I don't know why I feel like I have to make this clear, but I'm not trying to get at "the right way to do it" or say that I'm right here, either. Maybe its years of seeing inflammatory discussion online. But ya, genuinely I am interested in the small but perhaps significant differences in the way we are/have GMed The Pool in the past. 🙂
Older talk & thoughts
I really do not expect anyone to dig back through all the links I’m providing here, all from late 2010. None of them provide answers or summaries in some way that I’d use to say “just go read this.” Instead, they may be of interest to people who want to see the past explosions and agreements over the issues, and they are, if I say so myself, pretty good examples of people making sense to one another at the Forge.
The biggie is Can someone explain the true reason behind "traits" (PtA style) to me? The discussion doesn’t conclude with much agreement or even direction, but it does bring people’s confusions and concerns into the light. One thing I realized from it is that certain contexts or assumptions from “a thing on my character sheet” which were ordinary play to many of us, were completely opaque to others. A good example might be the simple class designation of “Fighter” on my Advanced D&D player-character sheet, which in lots of my early experiences showed up in play as content for what the guy might or might not know, or be able to do, or have available to them. No one called this “having the Fighter trait” but that’s what we did with it or the name of any character class, again, a lot.
This point seems to me to be related, a lot, to how Robbie is breaking down Traits in The Pool into various forms of inclusion in the situations of play.

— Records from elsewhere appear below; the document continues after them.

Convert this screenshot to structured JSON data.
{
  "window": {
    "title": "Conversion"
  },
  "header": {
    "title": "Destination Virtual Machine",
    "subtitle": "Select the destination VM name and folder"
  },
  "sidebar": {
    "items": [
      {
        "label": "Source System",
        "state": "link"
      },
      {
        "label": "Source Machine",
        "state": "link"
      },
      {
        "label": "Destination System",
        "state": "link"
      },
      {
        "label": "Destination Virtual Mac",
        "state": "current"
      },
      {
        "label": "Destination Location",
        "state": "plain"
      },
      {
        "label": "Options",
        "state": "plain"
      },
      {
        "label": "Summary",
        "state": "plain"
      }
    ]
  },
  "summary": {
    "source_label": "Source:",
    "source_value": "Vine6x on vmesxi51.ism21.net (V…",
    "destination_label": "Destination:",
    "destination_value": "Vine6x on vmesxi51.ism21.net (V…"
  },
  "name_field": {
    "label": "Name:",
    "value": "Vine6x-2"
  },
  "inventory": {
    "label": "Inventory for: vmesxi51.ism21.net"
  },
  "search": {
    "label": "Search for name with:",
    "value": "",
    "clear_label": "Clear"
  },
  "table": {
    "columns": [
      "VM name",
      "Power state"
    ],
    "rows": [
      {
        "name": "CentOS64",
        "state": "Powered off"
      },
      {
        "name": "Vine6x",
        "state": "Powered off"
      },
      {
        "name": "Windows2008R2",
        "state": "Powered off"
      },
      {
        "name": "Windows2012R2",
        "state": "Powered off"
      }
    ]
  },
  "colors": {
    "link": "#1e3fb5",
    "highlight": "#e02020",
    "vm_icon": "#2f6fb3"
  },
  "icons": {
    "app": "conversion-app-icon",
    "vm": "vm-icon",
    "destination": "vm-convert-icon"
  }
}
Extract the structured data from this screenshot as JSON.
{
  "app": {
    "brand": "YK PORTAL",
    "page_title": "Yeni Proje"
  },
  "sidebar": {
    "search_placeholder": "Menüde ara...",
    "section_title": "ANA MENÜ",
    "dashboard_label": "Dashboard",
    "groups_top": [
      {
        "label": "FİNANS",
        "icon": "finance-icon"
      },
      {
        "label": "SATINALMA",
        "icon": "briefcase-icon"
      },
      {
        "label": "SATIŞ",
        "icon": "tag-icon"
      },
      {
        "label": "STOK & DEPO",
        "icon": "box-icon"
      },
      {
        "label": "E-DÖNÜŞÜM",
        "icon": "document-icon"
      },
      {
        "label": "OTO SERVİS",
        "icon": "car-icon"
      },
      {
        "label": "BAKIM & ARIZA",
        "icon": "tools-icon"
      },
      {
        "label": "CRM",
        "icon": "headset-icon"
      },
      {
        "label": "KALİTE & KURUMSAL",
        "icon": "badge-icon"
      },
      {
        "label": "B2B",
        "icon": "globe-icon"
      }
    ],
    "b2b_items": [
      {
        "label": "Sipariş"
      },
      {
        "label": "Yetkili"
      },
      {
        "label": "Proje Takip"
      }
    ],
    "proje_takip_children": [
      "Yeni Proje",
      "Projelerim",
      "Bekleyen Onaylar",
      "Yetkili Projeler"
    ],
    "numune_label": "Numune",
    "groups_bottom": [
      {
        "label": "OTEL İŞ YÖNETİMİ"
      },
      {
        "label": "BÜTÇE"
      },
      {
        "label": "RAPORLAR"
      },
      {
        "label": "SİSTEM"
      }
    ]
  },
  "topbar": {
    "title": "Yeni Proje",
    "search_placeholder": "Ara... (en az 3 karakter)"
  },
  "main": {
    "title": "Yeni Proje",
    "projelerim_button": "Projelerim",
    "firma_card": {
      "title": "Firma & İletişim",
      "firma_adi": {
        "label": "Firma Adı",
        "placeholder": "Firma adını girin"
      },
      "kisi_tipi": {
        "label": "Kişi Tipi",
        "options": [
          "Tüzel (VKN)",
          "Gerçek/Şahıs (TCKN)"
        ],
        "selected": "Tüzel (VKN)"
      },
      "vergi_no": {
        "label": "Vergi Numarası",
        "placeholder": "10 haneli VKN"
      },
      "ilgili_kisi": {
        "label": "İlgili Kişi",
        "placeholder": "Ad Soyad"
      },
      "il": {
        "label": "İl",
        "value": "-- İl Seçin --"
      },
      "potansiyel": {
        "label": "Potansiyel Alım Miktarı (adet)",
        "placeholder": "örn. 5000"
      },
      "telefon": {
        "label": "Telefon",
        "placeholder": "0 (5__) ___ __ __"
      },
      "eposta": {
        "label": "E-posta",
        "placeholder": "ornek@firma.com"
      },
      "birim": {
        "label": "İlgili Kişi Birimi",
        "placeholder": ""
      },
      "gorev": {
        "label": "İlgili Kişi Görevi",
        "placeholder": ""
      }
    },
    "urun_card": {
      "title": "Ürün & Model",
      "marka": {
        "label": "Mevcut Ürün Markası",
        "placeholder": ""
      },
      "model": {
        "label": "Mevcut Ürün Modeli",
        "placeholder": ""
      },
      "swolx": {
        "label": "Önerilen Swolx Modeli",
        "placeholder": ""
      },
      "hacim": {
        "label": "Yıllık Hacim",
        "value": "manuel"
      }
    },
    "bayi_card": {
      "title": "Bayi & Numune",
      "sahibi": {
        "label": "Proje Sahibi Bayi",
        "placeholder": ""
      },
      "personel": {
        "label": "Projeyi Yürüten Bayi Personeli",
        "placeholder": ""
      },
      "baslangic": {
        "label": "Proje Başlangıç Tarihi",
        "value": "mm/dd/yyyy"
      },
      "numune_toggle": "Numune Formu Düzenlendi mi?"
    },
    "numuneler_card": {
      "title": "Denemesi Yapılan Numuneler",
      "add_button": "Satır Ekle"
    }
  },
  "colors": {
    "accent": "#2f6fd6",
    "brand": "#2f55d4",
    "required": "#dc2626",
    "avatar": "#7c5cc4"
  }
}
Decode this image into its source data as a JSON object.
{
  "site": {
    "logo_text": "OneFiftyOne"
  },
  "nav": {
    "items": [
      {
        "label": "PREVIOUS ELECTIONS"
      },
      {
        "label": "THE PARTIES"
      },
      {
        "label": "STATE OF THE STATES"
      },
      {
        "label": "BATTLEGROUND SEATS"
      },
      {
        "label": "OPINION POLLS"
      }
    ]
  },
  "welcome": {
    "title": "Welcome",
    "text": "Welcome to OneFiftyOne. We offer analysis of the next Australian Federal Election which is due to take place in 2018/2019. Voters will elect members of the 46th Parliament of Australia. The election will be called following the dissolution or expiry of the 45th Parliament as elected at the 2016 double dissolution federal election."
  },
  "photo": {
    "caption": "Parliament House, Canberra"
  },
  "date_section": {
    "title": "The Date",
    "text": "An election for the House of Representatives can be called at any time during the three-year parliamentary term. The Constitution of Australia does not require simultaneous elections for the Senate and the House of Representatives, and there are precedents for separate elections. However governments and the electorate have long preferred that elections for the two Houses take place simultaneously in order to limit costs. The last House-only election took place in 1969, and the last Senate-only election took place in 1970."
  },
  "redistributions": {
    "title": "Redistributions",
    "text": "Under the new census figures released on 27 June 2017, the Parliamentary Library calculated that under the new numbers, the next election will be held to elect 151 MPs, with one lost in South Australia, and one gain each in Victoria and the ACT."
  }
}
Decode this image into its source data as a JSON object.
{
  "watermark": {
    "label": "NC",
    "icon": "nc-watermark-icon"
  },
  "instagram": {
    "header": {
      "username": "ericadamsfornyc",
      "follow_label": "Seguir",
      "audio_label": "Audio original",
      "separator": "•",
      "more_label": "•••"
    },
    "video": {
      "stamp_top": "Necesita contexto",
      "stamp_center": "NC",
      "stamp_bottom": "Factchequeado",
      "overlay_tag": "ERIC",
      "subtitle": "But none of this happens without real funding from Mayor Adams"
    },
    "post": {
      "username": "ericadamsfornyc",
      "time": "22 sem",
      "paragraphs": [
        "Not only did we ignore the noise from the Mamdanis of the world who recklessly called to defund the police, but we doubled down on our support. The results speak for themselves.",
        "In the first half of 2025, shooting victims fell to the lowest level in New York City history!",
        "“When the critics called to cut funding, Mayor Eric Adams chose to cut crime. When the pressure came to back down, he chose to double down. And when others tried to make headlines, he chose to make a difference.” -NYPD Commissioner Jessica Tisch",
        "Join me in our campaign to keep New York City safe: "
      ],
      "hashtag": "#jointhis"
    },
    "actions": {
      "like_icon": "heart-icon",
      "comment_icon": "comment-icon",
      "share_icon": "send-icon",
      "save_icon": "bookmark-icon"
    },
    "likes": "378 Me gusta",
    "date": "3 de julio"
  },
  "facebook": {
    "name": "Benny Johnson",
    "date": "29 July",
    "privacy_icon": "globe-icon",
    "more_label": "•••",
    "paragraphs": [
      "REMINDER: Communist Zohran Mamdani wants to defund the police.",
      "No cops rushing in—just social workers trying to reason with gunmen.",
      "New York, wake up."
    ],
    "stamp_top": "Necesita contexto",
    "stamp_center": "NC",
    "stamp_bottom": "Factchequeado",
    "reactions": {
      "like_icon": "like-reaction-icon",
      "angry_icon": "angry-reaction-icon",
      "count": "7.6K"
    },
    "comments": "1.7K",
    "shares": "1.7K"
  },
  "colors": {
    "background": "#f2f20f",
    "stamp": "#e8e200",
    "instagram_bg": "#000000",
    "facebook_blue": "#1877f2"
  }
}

The formal versions go at least as far back to The Fantasy Trip: In the Labyrinth (1980) for which point-buy gets you Talents, which range very widely in concept and mechanics. The range inclues the ability to fight with Axe/Mace, i.e., a “skill” permitting you to use the combat rules in a particular way, or Charisma, i.e., a “quality” which permits special outcomes to be folded into the reaction mechanics, or many things like Climbing and Recognize Value, which are “skills” but do not require dice rolls. Some scholar of role-playing texts may know of antecedents in earlier games, but this is the earliest formal version that I know (the earlier TFT titles did not quite have it). It established concepts and organizations for rules that went directly into Champions (1981) and GURPS (1986), and from there were folded into many, many games to the point where this construction was effectively the 1990s industry standard.
Anyway, that discussion was on my mind when I posted soon afterwards about [Space Rat] Femme babe action at GenCon, [The Pool] Ghosts & guns & bodies, and the related posts [The Exchange / Justifiers] The right game with the right setting + The Exchange / Justifiers] Great the second time around too.
My intended major point for this post, or I hope it’s helpful anyway, is that play -functions don’t always have the same rules/text names (e.g. “traits”), and the same names don’t always have the same play-functions. One cannot look at, for example, “characteristics” across all the games that use that or an equivalent term, to see how these games do the same thing in different ways – instead, you will find that many of them do entirely different things with whatever they are designating with that term. Furthermore, that you might find other games which use no such term or anything like it, but arrive at one or another of those play-functions anyway.
Therefore it’s really good to stay with one title and to identify the play-function(s) involved, then look for those across other games and concepts for play, rather than examining anything called “Traits” as if they were automatically categorized just by using the word.
To bring this to Sam’s point about ownership, that’s part of what I mean by the term “play-function” – for example, whether the function of Thing X is to be mentioned opportunistically by a player as part of their Backstory Authority, or if it’s instead part of their designated bonus for effectiveness as part of the dice constraints on Outcome Authority. There are big differences among the possible answers of “the first but not the second,” “the second but not the first,” “either,” or “both.”